Data extracted from a collection:
>>>>

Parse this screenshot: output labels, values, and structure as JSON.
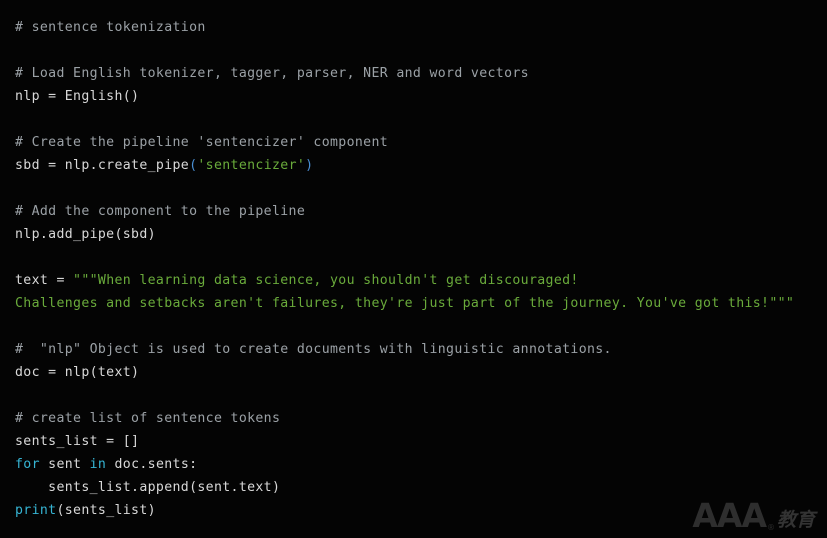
{
  "editor": {
    "background_color": "#040404",
    "default_text_color": "#d9d9d9",
    "comment_color": "#9ba1a6",
    "string_color": "#6aab3b",
    "keyword_color": "#36b5d4",
    "punctuation_color": "#4a8fd4",
    "language": "python"
  },
  "code": {
    "l01_comment": "# sentence tokenization",
    "l02_blank": " ",
    "l03_comment": "# Load English tokenizer, tagger, parser, NER and word vectors",
    "l04_a": "nlp = English()",
    "l05_blank": " ",
    "l06_comment": "# Create the pipeline 'sentencizer' component",
    "l07_a": "sbd = nlp.create_pipe",
    "l07_b": "(",
    "l07_c": "'sentencizer'",
    "l07_d": ")",
    "l08_blank": " ",
    "l09_comment": "# Add the component to the pipeline",
    "l10_a": "nlp.add_pipe(sbd)",
    "l11_blank": " ",
    "l12_a": "text = ",
    "l12_b": "\"\"\"When learning data science, you shouldn't get discouraged!",
    "l13_b": "Challenges and setbacks aren't failures, they're just part of the journey. You've got this!\"\"\"",
    "l14_blank": " ",
    "l15_comment": "#  \"nlp\" Object is used to create documents with linguistic annotations.",
    "l16_a": "doc = nlp(text)",
    "l17_blank": " ",
    "l18_comment": "# create list of sentence tokens",
    "l19_a": "sents_list = []",
    "l20_a": "for",
    "l20_b": " sent ",
    "l20_c": "in",
    "l20_d": " doc.sents:",
    "l21_a": "    sents_list.append(sent.text)",
    "l22_a": "print",
    "l22_b": "(sents_list)"
  },
  "watermark": {
    "brand": "AAA",
    "registered": "®",
    "subtitle": "教育"
  }
}
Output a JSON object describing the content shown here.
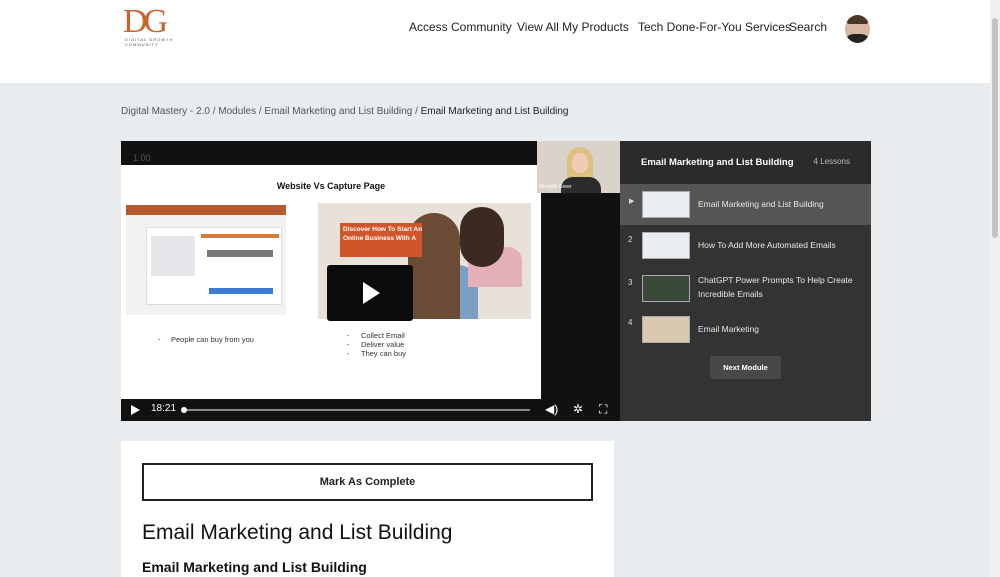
{
  "logo": {
    "monogram": "DG",
    "tagline": "DIGITAL GROWTH COMMUNITY"
  },
  "nav": {
    "items": [
      "Access Community",
      "View All My Products",
      "Tech Done-For-You Services",
      "Search"
    ]
  },
  "breadcrumb": {
    "parts": [
      "Digital Mastery - 2.0",
      "Modules",
      "Email Marketing and List Building"
    ],
    "current": "Email Marketing and List Building",
    "separator": "/"
  },
  "video": {
    "version_label": "1.00",
    "slide_title": "Website Vs Capture Page",
    "promo_text": "Discover How To Start An Online Business With A",
    "left_bullets": [
      "People can buy from you"
    ],
    "right_bullets": [
      "Collect Email",
      "Deliver value",
      "They can buy"
    ],
    "presenter_name": "Michelle Greer",
    "time": "18:21",
    "progress": 0.0,
    "icons": [
      "play-icon",
      "volume-icon",
      "settings-icon",
      "fullscreen-icon"
    ]
  },
  "playlist": {
    "title": "Email Marketing and List Building",
    "count": "4 Lessons",
    "items": [
      {
        "num": "",
        "label": "Email Marketing and List Building",
        "active": true
      },
      {
        "num": "2",
        "label": "How To Add More Automated Emails",
        "active": false
      },
      {
        "num": "3",
        "label": "ChatGPT Power Prompts To Help Create Incredible Emails",
        "active": false
      },
      {
        "num": "4",
        "label": "Email Marketing",
        "active": false
      }
    ],
    "next_button": "Next Module"
  },
  "content": {
    "complete_button": "Mark As Complete",
    "heading": "Email Marketing and List Building",
    "subheading": "Email Marketing and List Building"
  }
}
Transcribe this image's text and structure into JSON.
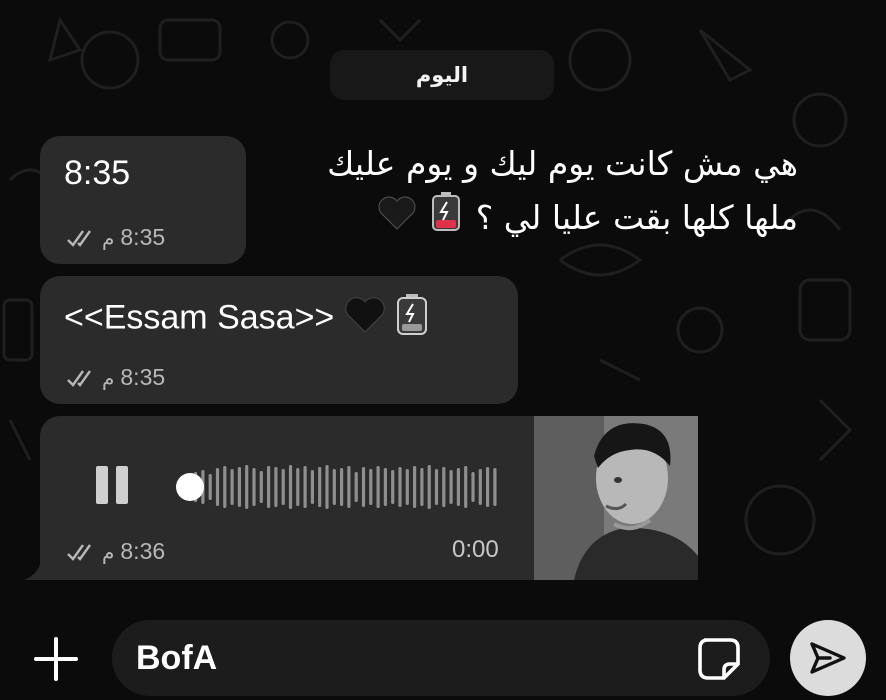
{
  "chat": {
    "date_separator": "اليوم",
    "caption_line1": "هي مش كانت يوم ليك و يوم عليك",
    "caption_line2": "ملها كلها بقت عليا لي ؟",
    "caption_emojis": [
      "heart-icon",
      "battery-empty-icon"
    ]
  },
  "messages": [
    {
      "type": "text",
      "text": "8:35",
      "time": "8:35",
      "ampm": "م",
      "status": "read-double-check-icon"
    },
    {
      "type": "text",
      "text": "<<Essam Sasa>>",
      "emojis": [
        "black-heart-icon",
        "battery-icon"
      ],
      "time": "8:35",
      "ampm": "م",
      "status": "read-double-check-icon"
    },
    {
      "type": "voice",
      "duration": "0:00",
      "time": "8:36",
      "ampm": "م",
      "status": "read-double-check-icon",
      "progress": 0,
      "playing": true
    }
  ],
  "composer": {
    "value": "BofA",
    "attach_icon": "plus-icon",
    "sticker_icon": "sticker-icon",
    "send_icon": "send-icon"
  },
  "colors": {
    "background": "#0b0b0b",
    "bubble": "#2b2b2b",
    "meta_text": "#b8b8b8",
    "send_button": "#dcdcdc"
  }
}
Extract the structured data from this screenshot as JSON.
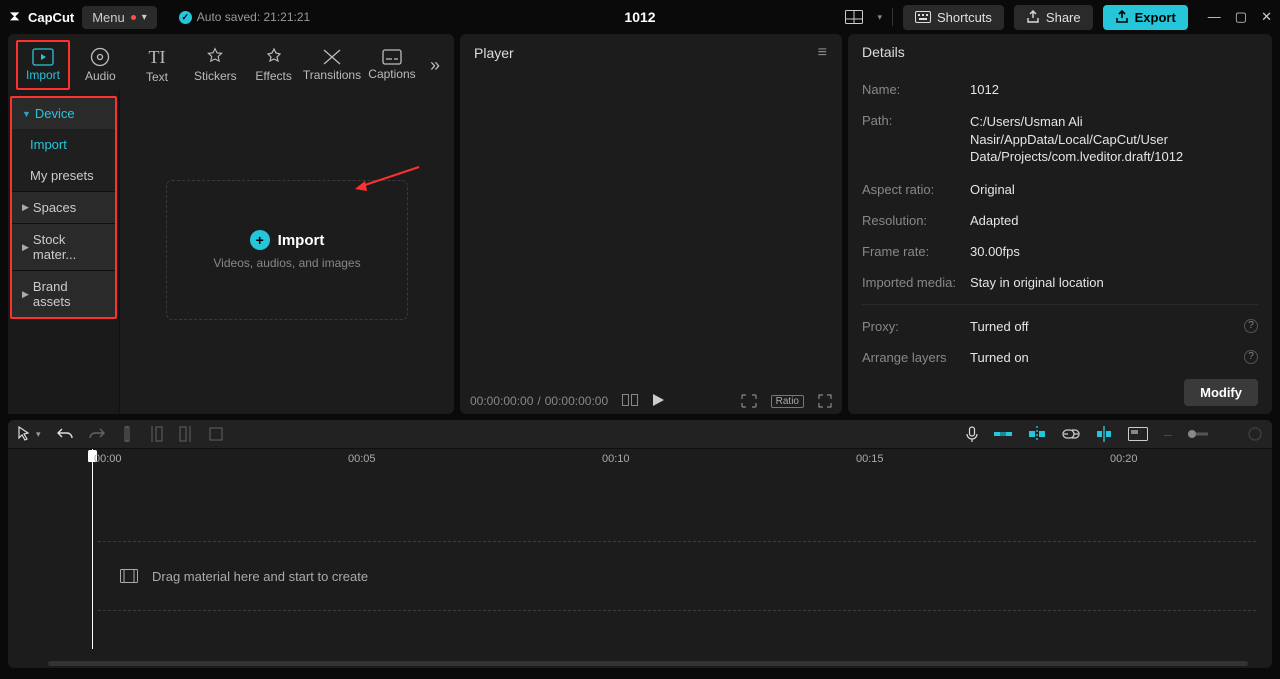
{
  "app": {
    "name": "CapCut"
  },
  "topbar": {
    "menu_label": "Menu",
    "autosave_label": "Auto saved: 21:21:21",
    "project_title": "1012",
    "shortcuts_label": "Shortcuts",
    "share_label": "Share",
    "export_label": "Export"
  },
  "tabs": {
    "import": "Import",
    "audio": "Audio",
    "text": "Text",
    "stickers": "Stickers",
    "effects": "Effects",
    "transitions": "Transitions",
    "captions": "Captions"
  },
  "sidebar": {
    "device": "Device",
    "import": "Import",
    "my_presets": "My presets",
    "spaces": "Spaces",
    "stock": "Stock mater...",
    "brand": "Brand assets"
  },
  "import_area": {
    "button_label": "Import",
    "subtext": "Videos, audios, and images"
  },
  "player": {
    "title": "Player",
    "time_current": "00:00:00:00",
    "time_total": "00:00:00:00",
    "ratio_badge": "Ratio"
  },
  "details": {
    "title": "Details",
    "name_label": "Name:",
    "name_value": "1012",
    "path_label": "Path:",
    "path_value": "C:/Users/Usman Ali Nasir/AppData/Local/CapCut/User Data/Projects/com.lveditor.draft/1012",
    "aspect_label": "Aspect ratio:",
    "aspect_value": "Original",
    "resolution_label": "Resolution:",
    "resolution_value": "Adapted",
    "framerate_label": "Frame rate:",
    "framerate_value": "30.00fps",
    "media_label": "Imported media:",
    "media_value": "Stay in original location",
    "proxy_label": "Proxy:",
    "proxy_value": "Turned off",
    "layers_label": "Arrange layers",
    "layers_value": "Turned on",
    "modify_label": "Modify"
  },
  "timeline": {
    "ticks": [
      "00:00",
      "00:05",
      "00:10",
      "00:15",
      "00:20"
    ],
    "drop_hint": "Drag material here and start to create"
  }
}
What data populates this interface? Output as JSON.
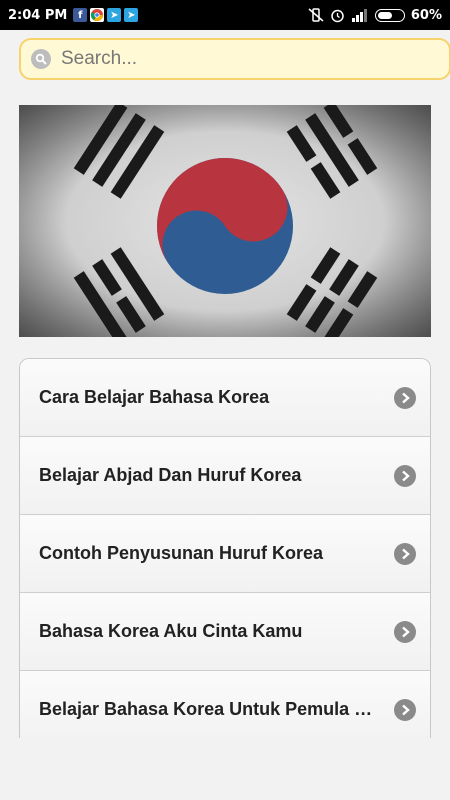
{
  "status_bar": {
    "time": "2:04 PM",
    "battery": "60%",
    "battery_level": 0.6,
    "notification_icons": [
      "facebook-icon",
      "chrome-icon",
      "telegram-icon",
      "telegram-icon"
    ]
  },
  "search": {
    "placeholder": "Search..."
  },
  "banner": {
    "image": "south-korea-flag-icon"
  },
  "menu": {
    "items": [
      {
        "label": "Cara Belajar Bahasa Korea"
      },
      {
        "label": "Belajar Abjad Dan Huruf Korea"
      },
      {
        "label": "Contoh Penyusunan Huruf Korea"
      },
      {
        "label": "Bahasa Korea Aku Cinta Kamu"
      },
      {
        "label": "Belajar Bahasa Korea Untuk Pemula Belajar Bahasa Korea Untuk Pemula"
      }
    ]
  },
  "colors": {
    "search_bg": "#fff9d6",
    "search_border": "#f6d36b",
    "flag_red": "#b8343f",
    "flag_blue": "#2f5d93"
  }
}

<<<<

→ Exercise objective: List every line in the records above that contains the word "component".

→ Answer box:
    "l06_comment": "# Create the pipeline 'sentencizer' component",
    "l09_comment": "# Add the component to the pipeline",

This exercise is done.